• _REQUIRED ACTION_: Check each line below for the word "selected" and give the count alone.

□ □ □ □

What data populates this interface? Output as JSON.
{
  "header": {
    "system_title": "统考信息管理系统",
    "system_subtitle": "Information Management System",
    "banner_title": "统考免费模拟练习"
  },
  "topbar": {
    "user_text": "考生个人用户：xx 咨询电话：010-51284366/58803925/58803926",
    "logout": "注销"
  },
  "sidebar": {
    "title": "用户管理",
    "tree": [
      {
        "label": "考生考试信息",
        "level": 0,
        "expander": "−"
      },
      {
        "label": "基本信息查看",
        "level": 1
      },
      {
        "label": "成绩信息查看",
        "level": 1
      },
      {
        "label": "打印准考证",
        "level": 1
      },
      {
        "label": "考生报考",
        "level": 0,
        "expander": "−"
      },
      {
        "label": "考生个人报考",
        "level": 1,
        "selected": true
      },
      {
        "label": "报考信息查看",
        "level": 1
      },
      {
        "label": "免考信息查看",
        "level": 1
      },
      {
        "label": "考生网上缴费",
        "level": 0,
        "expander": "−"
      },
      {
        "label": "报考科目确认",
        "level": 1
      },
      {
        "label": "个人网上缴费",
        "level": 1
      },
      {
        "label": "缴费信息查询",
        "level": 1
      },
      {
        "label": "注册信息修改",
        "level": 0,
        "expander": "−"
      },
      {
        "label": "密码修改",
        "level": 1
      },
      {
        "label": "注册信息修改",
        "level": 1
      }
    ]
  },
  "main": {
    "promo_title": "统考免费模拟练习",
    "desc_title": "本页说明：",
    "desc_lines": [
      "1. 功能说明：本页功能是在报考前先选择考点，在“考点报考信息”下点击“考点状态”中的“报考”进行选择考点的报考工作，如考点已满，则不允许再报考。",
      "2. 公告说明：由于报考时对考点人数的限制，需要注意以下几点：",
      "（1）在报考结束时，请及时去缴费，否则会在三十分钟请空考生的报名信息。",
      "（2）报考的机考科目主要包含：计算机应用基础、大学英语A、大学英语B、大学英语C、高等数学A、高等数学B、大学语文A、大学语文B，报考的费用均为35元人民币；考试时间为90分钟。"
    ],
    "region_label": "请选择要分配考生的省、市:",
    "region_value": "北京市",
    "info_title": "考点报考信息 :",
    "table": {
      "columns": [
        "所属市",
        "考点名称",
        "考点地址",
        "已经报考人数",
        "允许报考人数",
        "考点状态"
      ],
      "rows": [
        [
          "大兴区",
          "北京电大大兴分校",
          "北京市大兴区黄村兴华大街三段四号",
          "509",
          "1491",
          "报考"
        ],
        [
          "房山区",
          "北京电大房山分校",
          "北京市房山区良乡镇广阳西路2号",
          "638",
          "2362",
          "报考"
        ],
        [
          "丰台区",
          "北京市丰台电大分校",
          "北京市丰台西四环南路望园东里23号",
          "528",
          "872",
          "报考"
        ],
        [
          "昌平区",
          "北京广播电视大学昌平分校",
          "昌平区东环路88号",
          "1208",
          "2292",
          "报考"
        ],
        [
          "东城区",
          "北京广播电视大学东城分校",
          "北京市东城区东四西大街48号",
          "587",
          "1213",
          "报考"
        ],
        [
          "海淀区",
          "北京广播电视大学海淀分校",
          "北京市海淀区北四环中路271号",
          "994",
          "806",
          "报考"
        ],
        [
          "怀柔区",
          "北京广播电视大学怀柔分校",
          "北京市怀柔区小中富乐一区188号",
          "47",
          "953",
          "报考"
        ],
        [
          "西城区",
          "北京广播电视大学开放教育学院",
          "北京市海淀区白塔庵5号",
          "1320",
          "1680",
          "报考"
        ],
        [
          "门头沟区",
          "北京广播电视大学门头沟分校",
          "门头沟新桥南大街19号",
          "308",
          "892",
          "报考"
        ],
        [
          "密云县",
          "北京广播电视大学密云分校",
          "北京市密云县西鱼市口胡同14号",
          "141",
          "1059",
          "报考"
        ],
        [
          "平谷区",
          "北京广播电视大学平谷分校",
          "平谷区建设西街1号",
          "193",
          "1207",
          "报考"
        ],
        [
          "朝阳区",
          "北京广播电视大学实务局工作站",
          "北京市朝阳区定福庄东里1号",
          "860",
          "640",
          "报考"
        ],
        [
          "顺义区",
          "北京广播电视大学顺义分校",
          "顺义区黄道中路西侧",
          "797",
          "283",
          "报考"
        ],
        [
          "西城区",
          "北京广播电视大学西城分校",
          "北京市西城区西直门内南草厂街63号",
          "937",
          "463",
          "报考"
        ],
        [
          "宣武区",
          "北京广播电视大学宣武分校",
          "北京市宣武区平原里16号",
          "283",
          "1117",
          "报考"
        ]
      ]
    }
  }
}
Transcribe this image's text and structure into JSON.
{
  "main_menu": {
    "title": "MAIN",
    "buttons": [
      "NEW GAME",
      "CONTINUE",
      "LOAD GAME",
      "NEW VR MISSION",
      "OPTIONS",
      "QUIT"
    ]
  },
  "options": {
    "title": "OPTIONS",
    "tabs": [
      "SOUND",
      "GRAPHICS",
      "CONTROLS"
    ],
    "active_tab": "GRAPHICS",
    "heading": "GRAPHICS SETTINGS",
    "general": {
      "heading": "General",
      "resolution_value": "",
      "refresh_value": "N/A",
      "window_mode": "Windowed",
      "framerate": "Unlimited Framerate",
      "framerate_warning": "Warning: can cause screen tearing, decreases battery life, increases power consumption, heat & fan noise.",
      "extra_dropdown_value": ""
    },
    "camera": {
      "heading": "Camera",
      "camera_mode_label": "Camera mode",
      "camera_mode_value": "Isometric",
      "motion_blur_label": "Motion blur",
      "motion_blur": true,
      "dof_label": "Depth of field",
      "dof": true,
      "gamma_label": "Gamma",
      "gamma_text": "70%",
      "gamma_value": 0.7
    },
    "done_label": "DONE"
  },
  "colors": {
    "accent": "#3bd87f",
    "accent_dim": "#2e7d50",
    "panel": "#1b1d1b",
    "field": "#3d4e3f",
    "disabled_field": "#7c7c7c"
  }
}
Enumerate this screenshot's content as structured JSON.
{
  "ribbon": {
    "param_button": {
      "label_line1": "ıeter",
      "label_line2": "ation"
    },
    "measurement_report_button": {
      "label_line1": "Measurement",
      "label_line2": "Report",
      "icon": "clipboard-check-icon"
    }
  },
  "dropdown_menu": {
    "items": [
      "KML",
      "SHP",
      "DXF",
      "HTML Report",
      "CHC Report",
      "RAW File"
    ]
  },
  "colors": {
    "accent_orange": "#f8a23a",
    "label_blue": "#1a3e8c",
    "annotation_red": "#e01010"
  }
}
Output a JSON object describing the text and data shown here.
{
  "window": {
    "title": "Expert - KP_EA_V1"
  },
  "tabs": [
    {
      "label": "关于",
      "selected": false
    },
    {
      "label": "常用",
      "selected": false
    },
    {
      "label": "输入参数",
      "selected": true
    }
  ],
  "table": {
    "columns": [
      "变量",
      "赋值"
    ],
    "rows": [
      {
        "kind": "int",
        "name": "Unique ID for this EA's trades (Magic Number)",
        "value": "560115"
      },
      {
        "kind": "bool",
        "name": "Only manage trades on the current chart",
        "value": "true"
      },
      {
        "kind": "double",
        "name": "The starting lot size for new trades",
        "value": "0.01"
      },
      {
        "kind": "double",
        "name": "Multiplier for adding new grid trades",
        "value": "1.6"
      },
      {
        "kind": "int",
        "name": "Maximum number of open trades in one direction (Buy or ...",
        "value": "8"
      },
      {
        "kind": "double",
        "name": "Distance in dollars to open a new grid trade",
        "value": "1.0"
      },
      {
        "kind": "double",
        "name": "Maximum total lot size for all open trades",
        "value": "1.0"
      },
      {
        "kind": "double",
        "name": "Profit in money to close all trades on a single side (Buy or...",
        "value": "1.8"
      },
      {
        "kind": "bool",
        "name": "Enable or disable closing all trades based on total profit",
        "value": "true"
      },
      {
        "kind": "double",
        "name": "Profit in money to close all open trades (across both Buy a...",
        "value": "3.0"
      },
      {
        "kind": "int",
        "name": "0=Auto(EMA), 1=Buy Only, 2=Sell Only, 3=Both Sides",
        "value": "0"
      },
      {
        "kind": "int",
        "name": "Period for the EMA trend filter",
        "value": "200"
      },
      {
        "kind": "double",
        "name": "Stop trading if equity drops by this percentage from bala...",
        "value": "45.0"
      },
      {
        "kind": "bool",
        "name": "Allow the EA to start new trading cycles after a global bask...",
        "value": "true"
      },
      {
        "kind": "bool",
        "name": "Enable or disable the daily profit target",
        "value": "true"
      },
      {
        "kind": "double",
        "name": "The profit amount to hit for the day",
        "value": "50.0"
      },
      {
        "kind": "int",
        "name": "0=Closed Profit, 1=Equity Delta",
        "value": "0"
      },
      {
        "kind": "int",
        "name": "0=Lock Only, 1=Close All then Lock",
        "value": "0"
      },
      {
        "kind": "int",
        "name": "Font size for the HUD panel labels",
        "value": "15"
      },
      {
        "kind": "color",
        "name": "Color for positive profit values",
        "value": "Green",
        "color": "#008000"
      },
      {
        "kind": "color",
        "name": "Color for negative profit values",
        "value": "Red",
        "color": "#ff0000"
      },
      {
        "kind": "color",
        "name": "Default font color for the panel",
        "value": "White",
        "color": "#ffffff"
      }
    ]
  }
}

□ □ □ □

• _FINAL ANSWER_: 4